▶ [SUPPLIED MATERIAL]
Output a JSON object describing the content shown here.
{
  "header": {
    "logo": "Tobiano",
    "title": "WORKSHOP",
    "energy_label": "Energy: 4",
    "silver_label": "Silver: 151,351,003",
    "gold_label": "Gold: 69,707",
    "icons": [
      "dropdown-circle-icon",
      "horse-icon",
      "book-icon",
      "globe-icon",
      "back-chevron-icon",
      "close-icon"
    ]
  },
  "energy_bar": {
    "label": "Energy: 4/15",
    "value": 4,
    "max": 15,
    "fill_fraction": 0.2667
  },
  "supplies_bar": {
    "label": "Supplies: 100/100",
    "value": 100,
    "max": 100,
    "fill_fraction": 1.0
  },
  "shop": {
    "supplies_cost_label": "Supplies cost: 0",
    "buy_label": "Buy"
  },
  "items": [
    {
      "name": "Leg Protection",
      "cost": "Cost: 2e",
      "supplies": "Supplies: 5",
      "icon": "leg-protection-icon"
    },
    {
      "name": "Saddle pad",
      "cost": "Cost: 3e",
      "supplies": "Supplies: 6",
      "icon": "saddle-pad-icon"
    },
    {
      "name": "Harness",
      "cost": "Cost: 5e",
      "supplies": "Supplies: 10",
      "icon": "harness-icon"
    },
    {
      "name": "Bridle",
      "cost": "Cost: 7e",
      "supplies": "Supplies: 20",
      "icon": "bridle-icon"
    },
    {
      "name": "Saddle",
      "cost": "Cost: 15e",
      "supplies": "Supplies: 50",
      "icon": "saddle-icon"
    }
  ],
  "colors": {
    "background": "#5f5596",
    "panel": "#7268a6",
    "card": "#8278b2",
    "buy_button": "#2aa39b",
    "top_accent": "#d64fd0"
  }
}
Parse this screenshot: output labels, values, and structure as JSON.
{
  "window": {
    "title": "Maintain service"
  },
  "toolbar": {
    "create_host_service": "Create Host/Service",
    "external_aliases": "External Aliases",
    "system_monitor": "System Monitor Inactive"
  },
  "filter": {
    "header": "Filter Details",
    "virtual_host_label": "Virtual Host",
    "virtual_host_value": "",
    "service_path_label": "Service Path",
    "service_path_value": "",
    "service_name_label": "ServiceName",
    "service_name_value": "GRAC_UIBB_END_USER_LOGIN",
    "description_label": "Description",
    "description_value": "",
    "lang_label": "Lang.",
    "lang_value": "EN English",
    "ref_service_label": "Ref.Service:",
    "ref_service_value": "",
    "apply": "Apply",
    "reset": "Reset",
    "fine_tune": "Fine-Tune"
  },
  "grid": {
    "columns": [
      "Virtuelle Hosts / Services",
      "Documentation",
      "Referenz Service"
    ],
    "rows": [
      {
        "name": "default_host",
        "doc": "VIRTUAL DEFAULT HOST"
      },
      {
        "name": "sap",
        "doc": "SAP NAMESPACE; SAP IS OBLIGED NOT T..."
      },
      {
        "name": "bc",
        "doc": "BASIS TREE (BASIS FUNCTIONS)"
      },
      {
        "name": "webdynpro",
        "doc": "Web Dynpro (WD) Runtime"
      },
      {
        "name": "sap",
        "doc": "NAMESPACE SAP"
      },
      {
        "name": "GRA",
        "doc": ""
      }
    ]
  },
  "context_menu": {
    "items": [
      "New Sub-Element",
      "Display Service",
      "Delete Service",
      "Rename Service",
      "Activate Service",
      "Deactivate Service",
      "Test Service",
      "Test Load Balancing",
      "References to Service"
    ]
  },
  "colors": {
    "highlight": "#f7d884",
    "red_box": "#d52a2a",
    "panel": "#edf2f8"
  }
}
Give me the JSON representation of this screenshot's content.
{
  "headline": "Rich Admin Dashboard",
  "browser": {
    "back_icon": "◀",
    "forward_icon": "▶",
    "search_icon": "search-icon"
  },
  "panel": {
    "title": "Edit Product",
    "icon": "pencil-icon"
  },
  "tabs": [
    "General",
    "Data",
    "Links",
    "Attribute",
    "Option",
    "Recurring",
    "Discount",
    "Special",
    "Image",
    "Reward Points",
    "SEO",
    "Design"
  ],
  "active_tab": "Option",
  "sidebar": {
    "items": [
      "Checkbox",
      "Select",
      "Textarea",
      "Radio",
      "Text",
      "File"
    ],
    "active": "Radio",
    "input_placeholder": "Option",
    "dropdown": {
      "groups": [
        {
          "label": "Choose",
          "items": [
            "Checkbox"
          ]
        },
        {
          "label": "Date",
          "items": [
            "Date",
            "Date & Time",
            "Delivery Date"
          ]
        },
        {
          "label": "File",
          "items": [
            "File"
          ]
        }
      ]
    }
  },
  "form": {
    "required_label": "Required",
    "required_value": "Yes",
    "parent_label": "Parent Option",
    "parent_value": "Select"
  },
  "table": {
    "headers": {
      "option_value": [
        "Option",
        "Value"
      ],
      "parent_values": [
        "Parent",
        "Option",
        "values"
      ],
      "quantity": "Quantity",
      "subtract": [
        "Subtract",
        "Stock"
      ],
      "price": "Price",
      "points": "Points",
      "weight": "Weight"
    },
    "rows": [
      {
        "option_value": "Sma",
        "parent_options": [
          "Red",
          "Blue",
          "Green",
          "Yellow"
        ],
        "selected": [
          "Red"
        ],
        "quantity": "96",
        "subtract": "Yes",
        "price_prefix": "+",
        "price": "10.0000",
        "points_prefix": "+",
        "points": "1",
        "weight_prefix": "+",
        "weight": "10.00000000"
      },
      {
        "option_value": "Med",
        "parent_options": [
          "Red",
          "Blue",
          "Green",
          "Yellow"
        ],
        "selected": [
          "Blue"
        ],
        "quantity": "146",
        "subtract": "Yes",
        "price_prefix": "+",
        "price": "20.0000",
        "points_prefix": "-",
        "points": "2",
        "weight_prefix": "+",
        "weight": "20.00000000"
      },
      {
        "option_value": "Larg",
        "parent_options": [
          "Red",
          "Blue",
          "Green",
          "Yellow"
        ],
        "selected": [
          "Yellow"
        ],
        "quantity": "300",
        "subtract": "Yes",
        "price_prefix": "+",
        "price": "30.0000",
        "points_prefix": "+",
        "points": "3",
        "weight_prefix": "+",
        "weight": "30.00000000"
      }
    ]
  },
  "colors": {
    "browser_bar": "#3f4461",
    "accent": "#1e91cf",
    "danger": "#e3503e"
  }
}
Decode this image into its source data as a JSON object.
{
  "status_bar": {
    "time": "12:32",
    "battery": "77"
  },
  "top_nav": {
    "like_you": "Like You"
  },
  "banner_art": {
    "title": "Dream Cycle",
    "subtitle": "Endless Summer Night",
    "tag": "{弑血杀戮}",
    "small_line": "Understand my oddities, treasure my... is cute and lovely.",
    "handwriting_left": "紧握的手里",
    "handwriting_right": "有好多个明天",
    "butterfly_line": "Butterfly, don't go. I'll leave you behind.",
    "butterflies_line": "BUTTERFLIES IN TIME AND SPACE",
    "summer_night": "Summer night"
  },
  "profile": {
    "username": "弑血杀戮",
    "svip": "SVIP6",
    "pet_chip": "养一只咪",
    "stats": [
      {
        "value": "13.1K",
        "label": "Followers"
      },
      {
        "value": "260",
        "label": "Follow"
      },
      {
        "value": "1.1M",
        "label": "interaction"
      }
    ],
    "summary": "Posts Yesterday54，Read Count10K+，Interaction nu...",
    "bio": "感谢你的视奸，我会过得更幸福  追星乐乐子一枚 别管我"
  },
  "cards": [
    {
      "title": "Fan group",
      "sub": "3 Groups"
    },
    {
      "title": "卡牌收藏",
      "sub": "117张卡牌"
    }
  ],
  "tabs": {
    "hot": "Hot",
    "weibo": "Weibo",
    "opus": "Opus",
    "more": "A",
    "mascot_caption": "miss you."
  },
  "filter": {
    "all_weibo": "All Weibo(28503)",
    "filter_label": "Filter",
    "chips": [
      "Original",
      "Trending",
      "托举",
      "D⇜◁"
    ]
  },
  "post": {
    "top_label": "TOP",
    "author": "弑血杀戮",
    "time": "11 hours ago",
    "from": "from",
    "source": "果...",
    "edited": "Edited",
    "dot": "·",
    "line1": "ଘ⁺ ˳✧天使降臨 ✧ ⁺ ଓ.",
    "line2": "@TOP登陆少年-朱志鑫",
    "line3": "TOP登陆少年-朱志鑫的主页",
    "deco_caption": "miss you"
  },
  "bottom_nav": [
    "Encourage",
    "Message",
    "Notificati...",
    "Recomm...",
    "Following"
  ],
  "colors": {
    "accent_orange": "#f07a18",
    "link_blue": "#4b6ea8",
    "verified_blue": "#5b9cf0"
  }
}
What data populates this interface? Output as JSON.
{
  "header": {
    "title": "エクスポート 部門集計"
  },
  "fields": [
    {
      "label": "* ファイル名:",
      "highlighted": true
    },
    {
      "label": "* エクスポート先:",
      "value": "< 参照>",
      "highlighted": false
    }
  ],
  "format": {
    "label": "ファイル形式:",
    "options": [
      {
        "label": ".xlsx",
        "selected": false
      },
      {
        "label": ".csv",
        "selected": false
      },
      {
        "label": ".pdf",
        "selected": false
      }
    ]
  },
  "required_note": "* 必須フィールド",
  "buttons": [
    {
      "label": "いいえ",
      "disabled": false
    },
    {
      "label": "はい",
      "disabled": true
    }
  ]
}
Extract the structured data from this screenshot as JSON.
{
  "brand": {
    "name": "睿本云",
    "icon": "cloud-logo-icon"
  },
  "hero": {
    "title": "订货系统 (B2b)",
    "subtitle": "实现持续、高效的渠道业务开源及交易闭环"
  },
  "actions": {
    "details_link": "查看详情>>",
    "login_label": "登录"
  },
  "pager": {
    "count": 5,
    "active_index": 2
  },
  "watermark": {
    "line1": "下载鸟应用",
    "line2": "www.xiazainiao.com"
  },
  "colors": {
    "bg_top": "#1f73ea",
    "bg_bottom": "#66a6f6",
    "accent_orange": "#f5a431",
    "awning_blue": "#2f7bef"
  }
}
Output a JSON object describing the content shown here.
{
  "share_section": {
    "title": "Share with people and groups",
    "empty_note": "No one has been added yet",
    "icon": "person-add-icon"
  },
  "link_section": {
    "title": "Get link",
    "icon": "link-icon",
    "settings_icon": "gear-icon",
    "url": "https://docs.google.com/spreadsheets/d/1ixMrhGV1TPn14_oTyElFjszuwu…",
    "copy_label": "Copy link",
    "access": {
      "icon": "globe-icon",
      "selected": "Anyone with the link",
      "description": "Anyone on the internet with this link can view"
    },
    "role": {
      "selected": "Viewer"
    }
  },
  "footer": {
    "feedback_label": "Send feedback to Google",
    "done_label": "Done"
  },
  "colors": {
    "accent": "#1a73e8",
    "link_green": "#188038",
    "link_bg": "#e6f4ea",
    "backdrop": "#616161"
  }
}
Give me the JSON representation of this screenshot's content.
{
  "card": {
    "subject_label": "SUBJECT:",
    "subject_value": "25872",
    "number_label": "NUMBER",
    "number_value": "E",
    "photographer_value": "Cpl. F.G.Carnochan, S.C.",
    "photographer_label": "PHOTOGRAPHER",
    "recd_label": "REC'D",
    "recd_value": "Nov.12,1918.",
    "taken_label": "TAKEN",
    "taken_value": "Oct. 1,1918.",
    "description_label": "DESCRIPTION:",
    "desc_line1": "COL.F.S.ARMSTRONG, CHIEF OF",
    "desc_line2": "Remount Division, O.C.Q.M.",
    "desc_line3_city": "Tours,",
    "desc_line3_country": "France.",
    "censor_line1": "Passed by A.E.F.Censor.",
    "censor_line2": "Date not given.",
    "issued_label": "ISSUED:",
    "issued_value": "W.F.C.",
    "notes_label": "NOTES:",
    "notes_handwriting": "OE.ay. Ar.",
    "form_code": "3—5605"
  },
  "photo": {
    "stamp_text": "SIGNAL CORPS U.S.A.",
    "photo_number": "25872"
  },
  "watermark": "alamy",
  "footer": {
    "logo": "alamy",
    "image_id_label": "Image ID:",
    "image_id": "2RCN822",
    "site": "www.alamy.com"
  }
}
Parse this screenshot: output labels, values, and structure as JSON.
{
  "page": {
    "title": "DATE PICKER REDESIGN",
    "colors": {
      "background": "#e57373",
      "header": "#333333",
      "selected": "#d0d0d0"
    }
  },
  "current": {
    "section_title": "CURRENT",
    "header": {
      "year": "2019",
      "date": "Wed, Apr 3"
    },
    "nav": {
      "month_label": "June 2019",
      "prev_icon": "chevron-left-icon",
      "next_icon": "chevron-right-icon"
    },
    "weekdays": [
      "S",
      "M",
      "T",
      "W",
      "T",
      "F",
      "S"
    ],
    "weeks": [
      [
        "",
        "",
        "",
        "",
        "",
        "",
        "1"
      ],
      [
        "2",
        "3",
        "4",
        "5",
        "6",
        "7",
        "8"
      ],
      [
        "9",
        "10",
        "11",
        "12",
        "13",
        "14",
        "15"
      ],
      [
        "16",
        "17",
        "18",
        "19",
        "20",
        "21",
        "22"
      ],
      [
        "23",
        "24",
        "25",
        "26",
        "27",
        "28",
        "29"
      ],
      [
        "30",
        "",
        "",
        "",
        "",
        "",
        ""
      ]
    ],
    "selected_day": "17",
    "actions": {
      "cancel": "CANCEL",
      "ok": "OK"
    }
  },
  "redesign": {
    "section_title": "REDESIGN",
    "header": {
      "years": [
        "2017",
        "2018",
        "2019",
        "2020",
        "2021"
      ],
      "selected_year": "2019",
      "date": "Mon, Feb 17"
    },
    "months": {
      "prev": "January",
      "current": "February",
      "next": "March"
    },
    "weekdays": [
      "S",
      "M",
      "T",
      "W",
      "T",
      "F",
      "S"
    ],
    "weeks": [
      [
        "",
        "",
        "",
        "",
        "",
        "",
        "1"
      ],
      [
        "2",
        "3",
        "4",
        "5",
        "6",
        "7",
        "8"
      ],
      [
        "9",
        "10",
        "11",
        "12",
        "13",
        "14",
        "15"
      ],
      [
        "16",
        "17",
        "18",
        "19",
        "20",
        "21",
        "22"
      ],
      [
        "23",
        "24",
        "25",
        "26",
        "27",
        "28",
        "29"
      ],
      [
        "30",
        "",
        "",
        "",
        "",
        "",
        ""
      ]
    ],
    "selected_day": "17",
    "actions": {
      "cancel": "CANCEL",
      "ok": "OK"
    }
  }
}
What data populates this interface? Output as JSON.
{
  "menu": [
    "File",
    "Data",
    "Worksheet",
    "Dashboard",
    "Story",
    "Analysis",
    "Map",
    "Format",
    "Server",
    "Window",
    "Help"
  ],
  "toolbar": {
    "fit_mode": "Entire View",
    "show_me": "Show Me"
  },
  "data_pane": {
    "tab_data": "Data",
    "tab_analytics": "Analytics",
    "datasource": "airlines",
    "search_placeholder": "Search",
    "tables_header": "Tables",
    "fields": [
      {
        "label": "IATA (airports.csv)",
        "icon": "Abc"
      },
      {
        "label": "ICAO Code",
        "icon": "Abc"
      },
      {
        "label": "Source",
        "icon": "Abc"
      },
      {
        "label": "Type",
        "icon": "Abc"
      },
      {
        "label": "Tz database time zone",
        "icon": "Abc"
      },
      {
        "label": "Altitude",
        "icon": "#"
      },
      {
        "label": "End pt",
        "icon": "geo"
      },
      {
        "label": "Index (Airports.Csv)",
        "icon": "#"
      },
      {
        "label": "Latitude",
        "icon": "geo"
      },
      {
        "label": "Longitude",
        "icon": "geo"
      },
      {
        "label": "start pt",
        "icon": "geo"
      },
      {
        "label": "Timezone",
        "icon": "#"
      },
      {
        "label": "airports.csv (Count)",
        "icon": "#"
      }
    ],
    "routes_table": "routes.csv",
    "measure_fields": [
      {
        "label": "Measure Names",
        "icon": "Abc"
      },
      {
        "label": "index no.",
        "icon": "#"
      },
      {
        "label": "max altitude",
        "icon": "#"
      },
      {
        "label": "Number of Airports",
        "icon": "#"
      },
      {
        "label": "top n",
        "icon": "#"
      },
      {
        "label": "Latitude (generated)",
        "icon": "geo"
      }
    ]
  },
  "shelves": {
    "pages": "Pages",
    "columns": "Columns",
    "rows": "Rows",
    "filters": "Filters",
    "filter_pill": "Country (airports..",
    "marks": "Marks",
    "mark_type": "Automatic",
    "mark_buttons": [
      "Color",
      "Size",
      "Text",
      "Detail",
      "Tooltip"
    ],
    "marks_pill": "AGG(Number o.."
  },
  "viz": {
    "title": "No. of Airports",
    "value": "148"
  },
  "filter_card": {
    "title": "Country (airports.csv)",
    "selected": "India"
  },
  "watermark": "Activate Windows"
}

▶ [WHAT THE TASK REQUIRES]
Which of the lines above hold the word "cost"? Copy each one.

▶ [REPLY]
    "supplies_cost_label": "Supplies cost: 0",
      "cost": "Cost: 2e",
      "cost": "Cost: 3e",
      "cost": "Cost: 5e",
      "cost": "Cost: 7e",
      "cost": "Cost: 15e",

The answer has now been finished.